On a September day in the Pacific Northwest, a 31-year-old chaser died after he was crushed between two logs while working on the landing of a cable logging operation. The chaser who was involved had worked in the logging industry for over six years. The yarder engineer had over 40 years of experience in the logging industry.
On a March day in the Pacific Northwest, a hooktender was badly injured when he was struck by a rolling rock that was dislodged from a windthrow’s root wad by a moving turn. The site was located on a 70% slope with steep side slopes.
On a fair, summer day in the Appalachians, a logging crew started up their in-woods chipper on a new harvest site. Two crew members had replaced the chipper knives before moving the machine to the new site.

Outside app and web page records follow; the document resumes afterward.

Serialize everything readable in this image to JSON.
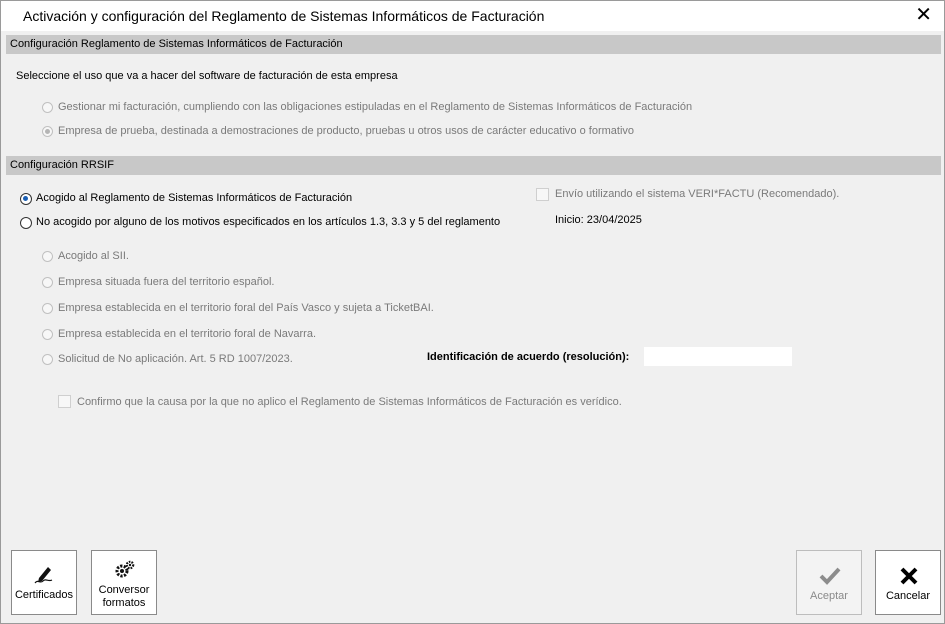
{
  "window": {
    "title": "Activación y configuración del Reglamento de Sistemas Informáticos de Facturación",
    "close_glyph": "✕"
  },
  "section1": {
    "header": "Configuración Reglamento de Sistemas Informáticos de Facturación",
    "prompt": "Seleccione el uso que va a hacer del software de facturación de esta empresa",
    "options": [
      {
        "label": "Gestionar mi facturación, cumpliendo con las obligaciones estipuladas en el Reglamento de Sistemas Informáticos de Facturación",
        "selected": false,
        "enabled": false
      },
      {
        "label": "Empresa de prueba, destinada a demostraciones de producto, pruebas u otros usos de carácter educativo o formativo",
        "selected": true,
        "enabled": false
      }
    ]
  },
  "section2": {
    "header": "Configuración RRSIF",
    "main_options": [
      {
        "label": "Acogido al Reglamento de Sistemas Informáticos de Facturación",
        "selected": true
      },
      {
        "label": "No acogido por alguno de los motivos especificados en los artículos 1.3, 3.3 y 5 del reglamento",
        "selected": false
      }
    ],
    "verifactu_checkbox": {
      "label": "Envío utilizando el sistema VERI*FACTU (Recomendado).",
      "checked": false,
      "enabled": false
    },
    "start_date": "Inicio: 23/04/2025",
    "reasons": [
      {
        "label": "Acogido al SII."
      },
      {
        "label": "Empresa situada fuera del territorio español."
      },
      {
        "label": "Empresa establecida en el territorio foral del País Vasco y sujeta a TicketBAI."
      },
      {
        "label": "Empresa establecida en el territorio foral de Navarra."
      },
      {
        "label": "Solicitud de No aplicación. Art. 5 RD 1007/2023."
      }
    ],
    "agreement_label": "Identificación de acuerdo (resolución):",
    "agreement_value": "",
    "confirm_checkbox": {
      "label": "Confirmo que la causa por la que no aplico el Reglamento de Sistemas Informáticos de Facturación es verídico.",
      "checked": false,
      "enabled": false
    }
  },
  "buttons": {
    "certificados": {
      "label": "Certificados",
      "icon": "signature-pen-icon"
    },
    "conversor": {
      "label_line1": "Conversor",
      "label_line2": "formatos",
      "icon": "gears-icon"
    },
    "aceptar": {
      "label": "Aceptar",
      "icon": "checkmark-icon",
      "enabled": false
    },
    "cancelar": {
      "label": "Cancelar",
      "icon": "x-mark-icon"
    }
  },
  "colors": {
    "section_bar": "#c8c8c8",
    "radio_selected": "#1a5fb4",
    "disabled_text": "#7a7a7a"
  }
}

On a summer late afternoon in the Appalachians, a logging company owner was driving home from work in his company crew/equipment truck. The owner noticed smoke coming out of the back box on his truck. When he pulled off the road to investigate, he found that there was a fire inside the box.
On a clear, summer morning in the Appalachians, a logging crew was harvesting hardwood timber in rolling terrain. The logging crew had parked a service truck on the edge of the log deck as usual when they arrived in the morning.
On a winter morning in the Appalachians, a timber cutter was felling timber in a clear-cut harvest. The terrain on this tract varied with elevation and the crew decided to harvest some of the steeper terrain by means of conventional hand-felling and dozer with a cable winch.
In May 2018, the operator of a steep slope machine on a two-line tethered logging system had a near-miss when one of the cables broke at the connection socket after it was damaged during base machine repositioning.
In the summer of 2018 in the Pacific Northwest, a processor operator with ten years of experience died when the delimbing arms and feed rolls of the processor head he was repairing closed suddenly, crushing him.